> [Task prompt]: Scan the entries for lines with the word "structured" and copy those lines.

======== Data to use ========

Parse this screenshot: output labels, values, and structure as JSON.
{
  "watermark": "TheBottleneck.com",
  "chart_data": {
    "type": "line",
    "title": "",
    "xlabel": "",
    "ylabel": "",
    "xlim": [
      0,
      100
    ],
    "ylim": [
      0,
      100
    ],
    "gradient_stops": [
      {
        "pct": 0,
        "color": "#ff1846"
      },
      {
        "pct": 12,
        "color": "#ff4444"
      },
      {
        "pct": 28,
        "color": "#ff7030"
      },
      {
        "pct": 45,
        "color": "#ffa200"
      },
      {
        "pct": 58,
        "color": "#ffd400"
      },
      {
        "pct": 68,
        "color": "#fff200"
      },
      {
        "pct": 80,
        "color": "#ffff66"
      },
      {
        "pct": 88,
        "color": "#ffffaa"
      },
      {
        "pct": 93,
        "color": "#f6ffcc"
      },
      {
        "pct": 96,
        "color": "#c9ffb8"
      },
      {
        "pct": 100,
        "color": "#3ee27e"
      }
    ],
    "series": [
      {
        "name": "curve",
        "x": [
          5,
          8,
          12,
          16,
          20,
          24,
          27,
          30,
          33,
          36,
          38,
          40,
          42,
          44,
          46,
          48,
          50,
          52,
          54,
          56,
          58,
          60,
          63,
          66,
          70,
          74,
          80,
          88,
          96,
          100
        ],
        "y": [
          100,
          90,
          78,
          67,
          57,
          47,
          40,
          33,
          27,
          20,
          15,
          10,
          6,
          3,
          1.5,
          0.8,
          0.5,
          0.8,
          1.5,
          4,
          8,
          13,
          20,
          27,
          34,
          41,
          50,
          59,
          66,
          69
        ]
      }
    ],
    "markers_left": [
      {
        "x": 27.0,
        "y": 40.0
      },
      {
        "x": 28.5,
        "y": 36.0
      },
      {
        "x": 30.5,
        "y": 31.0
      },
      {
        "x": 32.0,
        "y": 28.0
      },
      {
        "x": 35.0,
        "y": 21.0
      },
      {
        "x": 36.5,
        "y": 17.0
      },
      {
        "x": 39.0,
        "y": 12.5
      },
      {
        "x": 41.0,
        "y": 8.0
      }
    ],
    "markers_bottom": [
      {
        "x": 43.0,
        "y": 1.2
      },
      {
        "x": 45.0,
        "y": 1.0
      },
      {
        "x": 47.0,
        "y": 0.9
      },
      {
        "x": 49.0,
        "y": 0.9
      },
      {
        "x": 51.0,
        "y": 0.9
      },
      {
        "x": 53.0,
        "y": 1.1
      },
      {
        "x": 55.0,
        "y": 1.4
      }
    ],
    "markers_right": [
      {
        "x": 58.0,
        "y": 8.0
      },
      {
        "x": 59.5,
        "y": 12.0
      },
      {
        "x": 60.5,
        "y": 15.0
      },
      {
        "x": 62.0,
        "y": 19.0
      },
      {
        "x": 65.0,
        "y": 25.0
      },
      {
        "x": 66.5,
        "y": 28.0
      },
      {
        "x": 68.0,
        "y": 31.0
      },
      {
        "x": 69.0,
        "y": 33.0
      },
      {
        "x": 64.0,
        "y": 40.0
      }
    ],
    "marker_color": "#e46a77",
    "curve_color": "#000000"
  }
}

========
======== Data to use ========

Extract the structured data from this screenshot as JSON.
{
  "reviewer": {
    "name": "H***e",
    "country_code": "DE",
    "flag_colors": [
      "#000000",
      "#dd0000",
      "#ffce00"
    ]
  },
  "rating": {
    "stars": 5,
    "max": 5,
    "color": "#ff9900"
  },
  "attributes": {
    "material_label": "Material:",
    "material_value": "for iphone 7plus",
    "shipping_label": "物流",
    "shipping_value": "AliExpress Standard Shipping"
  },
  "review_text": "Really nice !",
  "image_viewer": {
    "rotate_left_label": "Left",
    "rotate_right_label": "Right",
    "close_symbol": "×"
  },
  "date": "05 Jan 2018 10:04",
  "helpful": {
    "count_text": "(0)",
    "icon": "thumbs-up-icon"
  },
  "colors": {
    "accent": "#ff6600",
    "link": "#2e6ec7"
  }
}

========
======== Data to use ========

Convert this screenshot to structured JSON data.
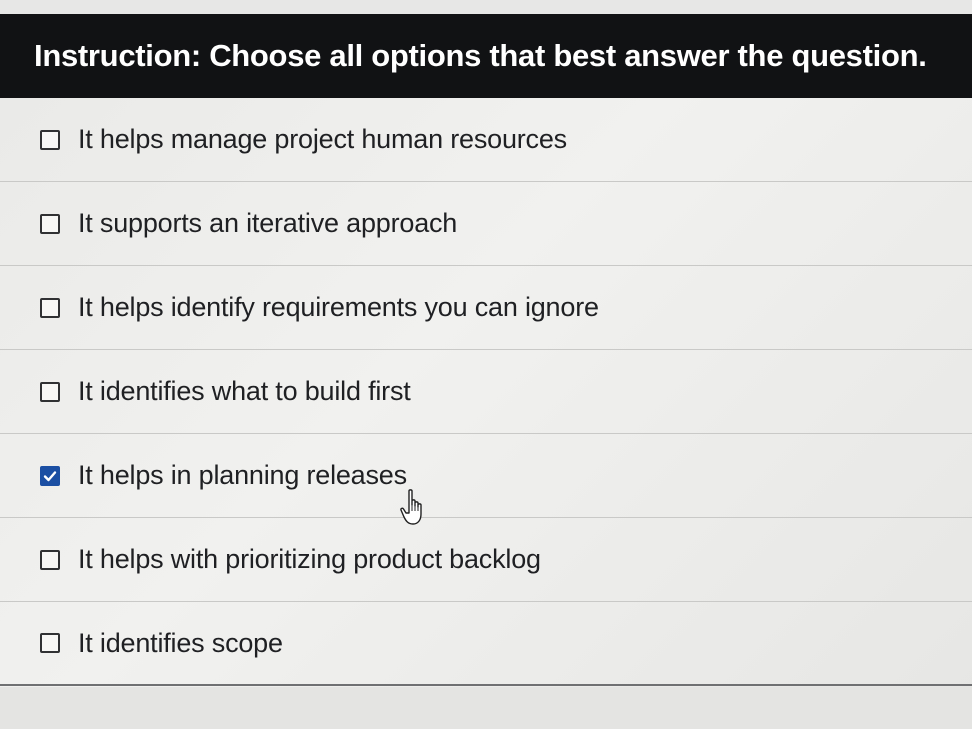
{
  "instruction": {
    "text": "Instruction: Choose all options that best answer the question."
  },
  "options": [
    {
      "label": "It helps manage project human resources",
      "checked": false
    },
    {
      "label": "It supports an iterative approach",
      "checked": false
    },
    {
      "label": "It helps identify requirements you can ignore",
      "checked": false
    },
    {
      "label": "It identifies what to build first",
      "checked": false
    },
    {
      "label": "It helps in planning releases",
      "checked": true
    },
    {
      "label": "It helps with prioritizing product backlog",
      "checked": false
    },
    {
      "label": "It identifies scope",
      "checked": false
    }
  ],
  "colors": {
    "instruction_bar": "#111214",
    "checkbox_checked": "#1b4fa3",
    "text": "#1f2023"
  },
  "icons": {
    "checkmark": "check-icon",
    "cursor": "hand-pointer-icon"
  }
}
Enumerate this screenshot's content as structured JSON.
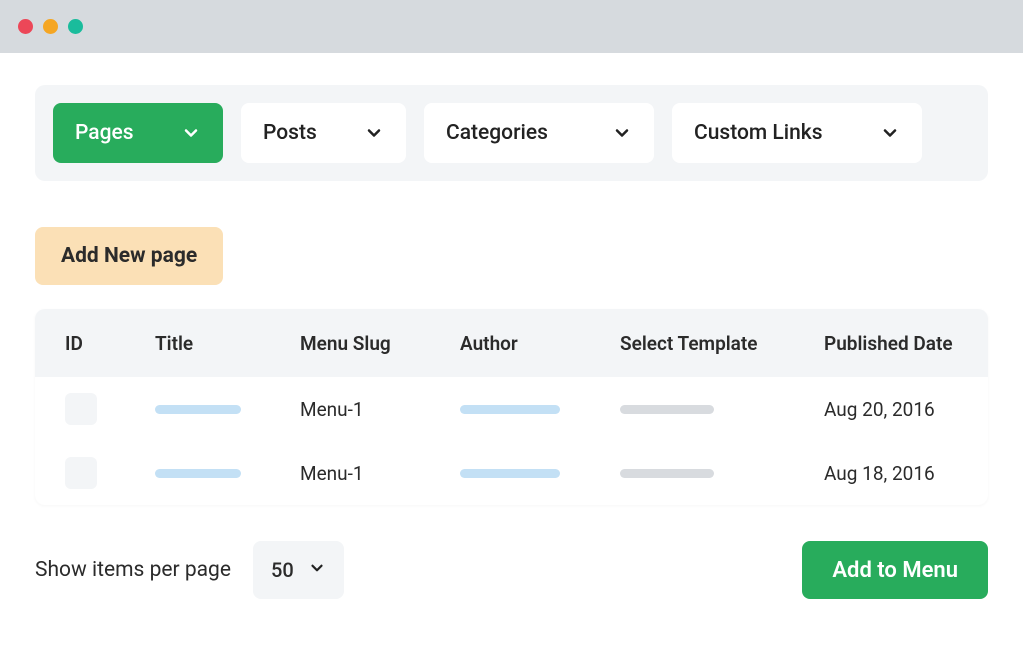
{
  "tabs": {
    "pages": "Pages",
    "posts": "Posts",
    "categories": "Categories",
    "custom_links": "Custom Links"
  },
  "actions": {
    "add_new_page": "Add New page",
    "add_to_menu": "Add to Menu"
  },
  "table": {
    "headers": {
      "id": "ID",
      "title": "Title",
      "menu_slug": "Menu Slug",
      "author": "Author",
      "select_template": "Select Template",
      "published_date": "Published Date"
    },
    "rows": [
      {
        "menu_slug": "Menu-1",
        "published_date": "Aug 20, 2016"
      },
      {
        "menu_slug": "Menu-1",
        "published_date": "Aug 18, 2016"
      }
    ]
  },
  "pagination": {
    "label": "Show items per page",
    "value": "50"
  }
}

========

> [Response to the exercise]:
Extract the structured data from this screenshot as JSON.
Convert this screenshot to structured JSON data.
Enumerate this screenshot's content as structured JSON.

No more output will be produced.